=== WHAT IS EXPECTED ===
When you repeat the listing, keep every character as it is.

=== PROVIDED RECORDS ===
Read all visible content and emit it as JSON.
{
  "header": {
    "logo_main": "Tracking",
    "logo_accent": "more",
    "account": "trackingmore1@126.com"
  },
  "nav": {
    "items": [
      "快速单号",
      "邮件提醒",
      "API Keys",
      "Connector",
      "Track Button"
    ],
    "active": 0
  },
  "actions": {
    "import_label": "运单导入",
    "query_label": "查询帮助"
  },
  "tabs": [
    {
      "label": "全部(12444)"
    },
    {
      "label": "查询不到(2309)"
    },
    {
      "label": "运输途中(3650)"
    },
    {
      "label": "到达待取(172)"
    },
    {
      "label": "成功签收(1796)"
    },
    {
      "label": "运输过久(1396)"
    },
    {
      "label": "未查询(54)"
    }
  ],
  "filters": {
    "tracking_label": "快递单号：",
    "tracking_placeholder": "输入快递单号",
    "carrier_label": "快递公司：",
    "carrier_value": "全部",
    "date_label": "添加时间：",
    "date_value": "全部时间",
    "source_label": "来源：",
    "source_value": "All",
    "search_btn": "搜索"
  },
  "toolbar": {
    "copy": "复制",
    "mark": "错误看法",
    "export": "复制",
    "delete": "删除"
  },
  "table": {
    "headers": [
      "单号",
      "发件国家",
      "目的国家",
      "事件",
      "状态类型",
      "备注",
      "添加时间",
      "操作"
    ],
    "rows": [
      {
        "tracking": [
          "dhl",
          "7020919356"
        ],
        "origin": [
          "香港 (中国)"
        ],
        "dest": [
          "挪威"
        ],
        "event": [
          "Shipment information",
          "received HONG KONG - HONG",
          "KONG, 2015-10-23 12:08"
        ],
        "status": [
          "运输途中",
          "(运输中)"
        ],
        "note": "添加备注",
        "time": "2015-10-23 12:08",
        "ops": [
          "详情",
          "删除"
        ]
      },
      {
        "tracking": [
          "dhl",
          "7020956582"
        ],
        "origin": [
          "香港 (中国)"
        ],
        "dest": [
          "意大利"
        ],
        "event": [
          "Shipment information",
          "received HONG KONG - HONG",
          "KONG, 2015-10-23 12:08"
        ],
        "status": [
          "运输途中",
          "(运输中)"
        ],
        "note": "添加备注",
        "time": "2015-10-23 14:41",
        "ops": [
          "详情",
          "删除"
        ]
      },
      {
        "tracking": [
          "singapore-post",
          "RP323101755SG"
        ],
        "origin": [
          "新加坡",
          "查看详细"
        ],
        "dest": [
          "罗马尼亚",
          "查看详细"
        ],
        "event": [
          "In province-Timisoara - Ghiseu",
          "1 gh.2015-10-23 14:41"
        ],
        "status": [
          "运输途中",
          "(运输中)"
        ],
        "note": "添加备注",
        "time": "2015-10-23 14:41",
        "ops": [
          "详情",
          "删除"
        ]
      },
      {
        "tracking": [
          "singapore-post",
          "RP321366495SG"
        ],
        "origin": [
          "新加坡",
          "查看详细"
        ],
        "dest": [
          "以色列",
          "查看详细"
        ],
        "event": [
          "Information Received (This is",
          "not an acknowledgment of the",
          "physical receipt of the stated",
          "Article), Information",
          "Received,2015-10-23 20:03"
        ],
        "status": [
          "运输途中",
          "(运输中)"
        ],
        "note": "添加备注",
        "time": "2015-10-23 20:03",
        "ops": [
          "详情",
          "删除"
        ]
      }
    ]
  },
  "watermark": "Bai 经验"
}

=== YOUR SOLUTION ===
Read all visible content and emit it as JSON.
{
  "header": {
    "logo_main": "Tracking",
    "logo_accent": "more",
    "account": "trackingmore1@126.com"
  },
  "nav": {
    "items": [
      "快速单号",
      "邮件提醒",
      "API Keys",
      "Connector",
      "Track Button"
    ],
    "active": 0
  },
  "actions": {
    "import_label": "运单导入",
    "query_label": "查询帮助"
  },
  "tabs": [
    {
      "label": "全部(12444)"
    },
    {
      "label": "查询不到(2309)"
    },
    {
      "label": "运输途中(3650)"
    },
    {
      "label": "到达待取(172)"
    },
    {
      "label": "成功签收(1796)"
    },
    {
      "label": "运输过久(1396)"
    },
    {
      "label": "未查询(54)"
    }
  ],
  "filters": {
    "tracking_label": "快递单号：",
    "tracking_placeholder": "输入快递单号",
    "carrier_label": "快递公司：",
    "carrier_value": "全部",
    "date_label": "添加时间：",
    "date_value": "全部时间",
    "source_label": "来源：",
    "source_value": "All",
    "search_btn": "搜索"
  },
  "toolbar": {
    "copy": "复制",
    "mark": "错误看法",
    "export": "复制",
    "delete": "删除"
  },
  "table": {
    "headers": [
      "单号",
      "发件国家",
      "目的国家",
      "事件",
      "状态类型",
      "备注",
      "添加时间",
      "操作"
    ],
    "rows": [
      {
        "tracking": [
          "dhl",
          "7020919356"
        ],
        "origin": [
          "香港 (中国)"
        ],
        "dest": [
          "挪威"
        ],
        "event": [
          "Shipment information",
          "received HONG KONG - HONG",
          "KONG, 2015-10-23 12:08"
        ],
        "status": [
          "运输途中",
          "(运输中)"
        ],
        "note": "添加备注",
        "time": "2015-10-23 12:08",
        "ops": [
          "详情",
          "删除"
        ]
      },
      {
        "tracking": [
          "dhl",
          "7020956582"
        ],
        "origin": [
          "香港 (中国)"
        ],
        "dest": [
          "意大利"
        ],
        "event": [
          "Shipment information",
          "received HONG KONG - HONG",
          "KONG, 2015-10-23 12:08"
        ],
        "status": [
          "运输途中",
          "(运输中)"
        ],
        "note": "添加备注",
        "time": "2015-10-23 14:41",
        "ops": [
          "详情",
          "删除"
        ]
      },
      {
        "tracking": [
          "singapore-post",
          "RP323101755SG"
        ],
        "origin": [
          "新加坡",
          "查看详细"
        ],
        "dest": [
          "罗马尼亚",
          "查看详细"
        ],
        "event": [
          "In province-Timisoara - Ghiseu",
          "1 gh.2015-10-23 14:41"
        ],
        "status": [
          "运输途中",
          "(运输中)"
        ],
        "note": "添加备注",
        "time": "2015-10-23 14:41",
        "ops": [
          "详情",
          "删除"
        ]
      },
      {
        "tracking": [
          "singapore-post",
          "RP321366495SG"
        ],
        "origin": [
          "新加坡",
          "查看详细"
        ],
        "dest": [
          "以色列",
          "查看详细"
        ],
        "event": [
          "Information Received (This is",
          "not an acknowledgment of the",
          "physical receipt of the stated",
          "Article), Information",
          "Received,2015-10-23 20:03"
        ],
        "status": [
          "运输途中",
          "(运输中)"
        ],
        "note": "添加备注",
        "time": "2015-10-23 20:03",
        "ops": [
          "详情",
          "删除"
        ]
      }
    ]
  },
  "watermark": "Bai 经验"
}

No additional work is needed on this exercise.